(Supplied material)

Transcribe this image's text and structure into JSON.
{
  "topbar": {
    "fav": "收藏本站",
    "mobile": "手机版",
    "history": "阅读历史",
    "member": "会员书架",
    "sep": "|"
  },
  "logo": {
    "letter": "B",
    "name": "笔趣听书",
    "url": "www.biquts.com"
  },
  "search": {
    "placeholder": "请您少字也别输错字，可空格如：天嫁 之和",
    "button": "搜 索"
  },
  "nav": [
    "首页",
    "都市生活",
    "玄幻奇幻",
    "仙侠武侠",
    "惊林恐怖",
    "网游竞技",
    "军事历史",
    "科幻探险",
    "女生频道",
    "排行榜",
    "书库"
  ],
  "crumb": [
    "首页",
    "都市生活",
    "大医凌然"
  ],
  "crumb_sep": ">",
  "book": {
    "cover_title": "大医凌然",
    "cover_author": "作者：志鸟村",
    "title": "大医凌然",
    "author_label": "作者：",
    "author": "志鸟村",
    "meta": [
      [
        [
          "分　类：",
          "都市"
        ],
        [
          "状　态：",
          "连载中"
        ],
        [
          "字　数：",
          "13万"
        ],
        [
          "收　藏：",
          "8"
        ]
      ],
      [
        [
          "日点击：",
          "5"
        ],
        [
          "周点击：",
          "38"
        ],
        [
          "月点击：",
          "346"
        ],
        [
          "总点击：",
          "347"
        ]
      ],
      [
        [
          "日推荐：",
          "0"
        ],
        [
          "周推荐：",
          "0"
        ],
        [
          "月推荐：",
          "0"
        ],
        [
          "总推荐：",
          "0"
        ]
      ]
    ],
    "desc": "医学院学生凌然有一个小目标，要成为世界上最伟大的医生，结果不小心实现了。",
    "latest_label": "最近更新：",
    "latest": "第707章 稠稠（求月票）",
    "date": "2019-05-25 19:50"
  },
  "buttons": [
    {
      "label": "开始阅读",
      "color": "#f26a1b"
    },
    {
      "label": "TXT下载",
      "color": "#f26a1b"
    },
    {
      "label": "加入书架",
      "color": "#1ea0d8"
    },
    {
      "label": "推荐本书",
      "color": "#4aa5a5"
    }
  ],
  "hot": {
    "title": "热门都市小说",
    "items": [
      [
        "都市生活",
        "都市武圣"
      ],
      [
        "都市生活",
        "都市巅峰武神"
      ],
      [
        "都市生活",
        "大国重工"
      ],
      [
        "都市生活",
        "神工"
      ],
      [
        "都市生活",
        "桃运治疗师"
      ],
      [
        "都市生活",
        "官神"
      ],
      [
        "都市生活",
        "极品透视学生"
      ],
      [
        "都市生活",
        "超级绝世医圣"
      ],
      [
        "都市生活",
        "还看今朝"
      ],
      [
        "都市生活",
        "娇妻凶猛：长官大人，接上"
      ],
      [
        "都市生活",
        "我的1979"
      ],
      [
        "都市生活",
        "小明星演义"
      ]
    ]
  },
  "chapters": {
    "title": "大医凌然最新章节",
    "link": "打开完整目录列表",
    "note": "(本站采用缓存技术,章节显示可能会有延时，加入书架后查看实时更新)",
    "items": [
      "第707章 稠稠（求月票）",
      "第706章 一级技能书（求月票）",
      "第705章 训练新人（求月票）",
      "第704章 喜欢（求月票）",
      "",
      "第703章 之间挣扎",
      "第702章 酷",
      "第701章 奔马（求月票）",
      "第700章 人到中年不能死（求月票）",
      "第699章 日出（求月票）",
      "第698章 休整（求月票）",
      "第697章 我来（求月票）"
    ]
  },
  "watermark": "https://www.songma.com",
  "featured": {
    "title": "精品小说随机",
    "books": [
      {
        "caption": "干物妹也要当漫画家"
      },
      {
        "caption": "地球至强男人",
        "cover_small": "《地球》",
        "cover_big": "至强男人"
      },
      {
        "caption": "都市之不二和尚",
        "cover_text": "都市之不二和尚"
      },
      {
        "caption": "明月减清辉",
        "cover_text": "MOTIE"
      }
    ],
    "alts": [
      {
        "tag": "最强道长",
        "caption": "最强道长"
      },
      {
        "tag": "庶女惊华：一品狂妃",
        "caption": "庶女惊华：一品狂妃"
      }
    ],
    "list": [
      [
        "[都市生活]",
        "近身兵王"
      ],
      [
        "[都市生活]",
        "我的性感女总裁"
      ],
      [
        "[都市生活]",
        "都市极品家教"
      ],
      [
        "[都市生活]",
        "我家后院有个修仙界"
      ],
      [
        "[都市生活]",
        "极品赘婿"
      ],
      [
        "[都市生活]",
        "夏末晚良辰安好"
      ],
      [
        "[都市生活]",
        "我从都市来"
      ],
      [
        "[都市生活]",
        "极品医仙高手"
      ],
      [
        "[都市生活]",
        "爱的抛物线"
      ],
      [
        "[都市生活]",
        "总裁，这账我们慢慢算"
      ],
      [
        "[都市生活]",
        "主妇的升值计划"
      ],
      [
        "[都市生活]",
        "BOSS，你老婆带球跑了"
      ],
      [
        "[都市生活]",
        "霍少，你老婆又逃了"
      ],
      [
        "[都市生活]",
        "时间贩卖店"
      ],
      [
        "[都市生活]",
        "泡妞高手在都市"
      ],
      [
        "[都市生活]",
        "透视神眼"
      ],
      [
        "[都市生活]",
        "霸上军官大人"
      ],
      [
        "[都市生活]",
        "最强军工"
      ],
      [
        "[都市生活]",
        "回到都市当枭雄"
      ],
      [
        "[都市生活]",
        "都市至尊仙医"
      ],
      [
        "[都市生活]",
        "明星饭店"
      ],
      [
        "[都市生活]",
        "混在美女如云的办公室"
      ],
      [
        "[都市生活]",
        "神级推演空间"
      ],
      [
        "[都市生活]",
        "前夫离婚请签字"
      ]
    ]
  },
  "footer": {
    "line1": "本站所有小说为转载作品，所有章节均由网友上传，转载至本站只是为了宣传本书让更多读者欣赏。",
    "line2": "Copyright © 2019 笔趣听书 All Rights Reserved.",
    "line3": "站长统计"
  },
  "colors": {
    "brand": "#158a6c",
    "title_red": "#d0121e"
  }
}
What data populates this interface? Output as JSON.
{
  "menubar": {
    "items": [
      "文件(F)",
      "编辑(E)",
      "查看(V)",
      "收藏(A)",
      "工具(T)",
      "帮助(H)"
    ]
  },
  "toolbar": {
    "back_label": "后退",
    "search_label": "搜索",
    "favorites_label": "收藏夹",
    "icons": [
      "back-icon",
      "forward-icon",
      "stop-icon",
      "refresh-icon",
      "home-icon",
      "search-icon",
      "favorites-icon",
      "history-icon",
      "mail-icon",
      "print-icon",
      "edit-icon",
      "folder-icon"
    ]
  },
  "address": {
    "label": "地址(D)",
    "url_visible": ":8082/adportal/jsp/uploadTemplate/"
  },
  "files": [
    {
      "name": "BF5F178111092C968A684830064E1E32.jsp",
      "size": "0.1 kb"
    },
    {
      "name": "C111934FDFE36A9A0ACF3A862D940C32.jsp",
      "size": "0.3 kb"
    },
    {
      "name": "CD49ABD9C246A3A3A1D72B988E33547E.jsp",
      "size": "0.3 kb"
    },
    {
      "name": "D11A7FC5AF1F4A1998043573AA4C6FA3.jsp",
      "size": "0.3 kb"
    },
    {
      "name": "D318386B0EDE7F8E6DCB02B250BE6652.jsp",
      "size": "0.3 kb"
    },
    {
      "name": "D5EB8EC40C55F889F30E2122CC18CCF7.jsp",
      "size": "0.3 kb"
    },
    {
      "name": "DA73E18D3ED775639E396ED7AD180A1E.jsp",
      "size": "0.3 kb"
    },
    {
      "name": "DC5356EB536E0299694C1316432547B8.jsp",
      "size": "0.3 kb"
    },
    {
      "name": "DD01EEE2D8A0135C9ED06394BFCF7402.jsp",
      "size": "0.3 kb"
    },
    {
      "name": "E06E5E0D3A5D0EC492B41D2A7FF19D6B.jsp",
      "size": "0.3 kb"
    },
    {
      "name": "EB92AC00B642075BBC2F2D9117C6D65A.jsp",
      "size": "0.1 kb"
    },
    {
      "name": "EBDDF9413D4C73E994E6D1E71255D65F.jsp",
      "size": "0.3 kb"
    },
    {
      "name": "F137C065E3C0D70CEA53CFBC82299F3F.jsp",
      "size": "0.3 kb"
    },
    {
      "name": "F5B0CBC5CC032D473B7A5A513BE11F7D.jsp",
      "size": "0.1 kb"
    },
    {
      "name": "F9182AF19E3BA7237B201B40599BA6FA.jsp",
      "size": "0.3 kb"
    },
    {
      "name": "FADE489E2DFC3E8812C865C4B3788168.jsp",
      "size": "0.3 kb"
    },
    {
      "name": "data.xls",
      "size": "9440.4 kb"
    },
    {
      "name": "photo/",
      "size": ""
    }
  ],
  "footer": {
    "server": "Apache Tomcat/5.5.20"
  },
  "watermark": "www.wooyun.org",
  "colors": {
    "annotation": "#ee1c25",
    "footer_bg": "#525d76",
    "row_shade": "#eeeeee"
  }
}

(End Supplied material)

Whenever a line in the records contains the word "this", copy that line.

Transcribe this image's text and structure into JSON.
What data populates this interface? Output as JSON.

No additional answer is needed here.